Catnip is a member of the wider mint family, and as such it can be used to make a catnip tea, or simply used as a fragrance, as it exudes a lemon-mint scent. Some people will also go as far as to make use of it as a remedy for colds.
Many people prefer to grown their own catnip from seeds, and partially depending upon local climatic conditions, this can be done straight into the outdoors, or into plant pots.
If growing catnip is to start indoors it is generally a good idea to commence work about two months before the last frost is due. At this time catnip seeds should be planted into small pots filled with a potting soil mixture.
These pots should then be watered and kept in a relatively warm location. Re-planting the catnip sprouts should then commence once there is no more likelihood of a frost.
Catnip plants are likely to need a relatively large amount of space for an herb, and ideally individual plants should have about 30cm clearance. Each individual catnip plant is likely to grow to a height of between 60cm and 90cm.
Catnip should be planted in an area of well-drained, rich soil, and in location that receives a good amount of direct sunshine.
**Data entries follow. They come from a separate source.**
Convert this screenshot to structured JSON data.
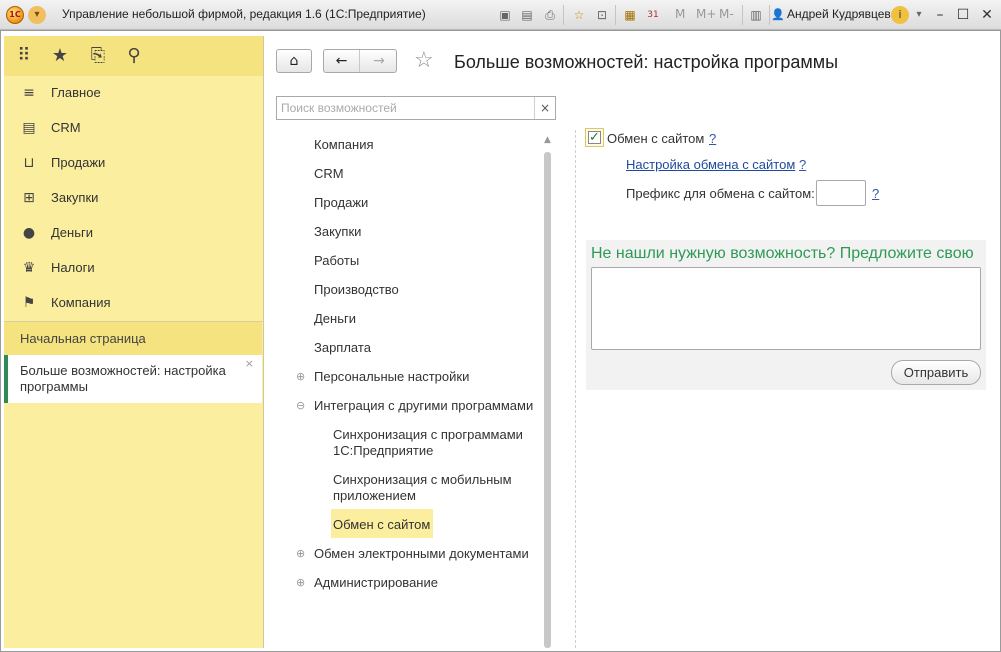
{
  "window": {
    "title": "Управление небольшой фирмой, редакция 1.6  (1С:Предприятие)",
    "user": "Андрей Кудрявцев",
    "logo_text": "1С",
    "toolbar_text_buttons": [
      "M",
      "M+",
      "M-"
    ],
    "calendar_day": "31"
  },
  "sidebar": {
    "sections": [
      {
        "label": "Главное",
        "icon": "menu-lines-icon"
      },
      {
        "label": "CRM",
        "icon": "id-card-icon"
      },
      {
        "label": "Продажи",
        "icon": "basket-icon"
      },
      {
        "label": "Закупки",
        "icon": "cart-icon"
      },
      {
        "label": "Деньги",
        "icon": "ruble-coin-icon"
      },
      {
        "label": "Налоги",
        "icon": "eagle-emblem-icon"
      },
      {
        "label": "Компания",
        "icon": "flag-icon"
      }
    ],
    "start_page": "Начальная страница",
    "open_form": "Больше возможностей: настройка программы"
  },
  "page": {
    "title": "Больше возможностей: настройка программы",
    "search_placeholder": "Поиск возможностей",
    "tree": [
      {
        "label": "Компания",
        "level": 0
      },
      {
        "label": "CRM",
        "level": 0
      },
      {
        "label": "Продажи",
        "level": 0
      },
      {
        "label": "Закупки",
        "level": 0
      },
      {
        "label": "Работы",
        "level": 0
      },
      {
        "label": "Производство",
        "level": 0
      },
      {
        "label": "Деньги",
        "level": 0
      },
      {
        "label": "Зарплата",
        "level": 0
      },
      {
        "label": "Персональные настройки",
        "level": 0,
        "expander": "⊕"
      },
      {
        "label": "Интеграция с другими программами",
        "level": 0,
        "expander": "⊖"
      },
      {
        "label": "Синхронизация с программами 1С:Предприятие",
        "level": 1
      },
      {
        "label": "Синхронизация с мобильным приложением",
        "level": 1
      },
      {
        "label": "Обмен с сайтом",
        "level": 1,
        "selected": true
      },
      {
        "label": "Обмен электронными документами",
        "level": 0,
        "expander": "⊕"
      },
      {
        "label": "Администрирование",
        "level": 0,
        "expander": "⊕"
      }
    ],
    "exchange": {
      "checkbox_label": "Обмен с сайтом",
      "checked": true,
      "help": "?",
      "settings_link": "Настройка обмена с сайтом",
      "prefix_label": "Префикс для обмена с сайтом:",
      "prefix_value": ""
    },
    "suggest": {
      "title": "Не нашли нужную возможность? Предложите свою",
      "text": "",
      "send_label": "Отправить"
    }
  },
  "colors": {
    "sidebar_bg": "#fbee9f",
    "sidebar_header_bg": "#f5e37f",
    "selected_bg": "#fbee9f",
    "accent_green": "#2e9a55",
    "link_blue": "#1d4a9e"
  }
}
When initially planted it is also a good idea to provide the catnip plant with some fertiliser, although this may well be the only additional fertiliser that the plant will need.
After the initial planting, the catnip plant should do very well by itself. It is not likely to attract too many voracious garden pests, although some protection will be required from nosey cats. Regular watering will ensure a long period of growth.
Bushy growth of the catnip can be ensured by the pinching back of new shoots, and with appropriate timing of harvesting, three such harvests can be obtained in a single growing season. The catnip will produce blue-lavender coloured flowers, with green leaves and square stems.
Catnip is of course a perennial, and with care will produce year after year from the same plant. Harvesting can be done relatively early in the growing season, with stems and leaves either dried out or left fresh, and then either given to a favoured cat, or made into that relaxing cup of tea.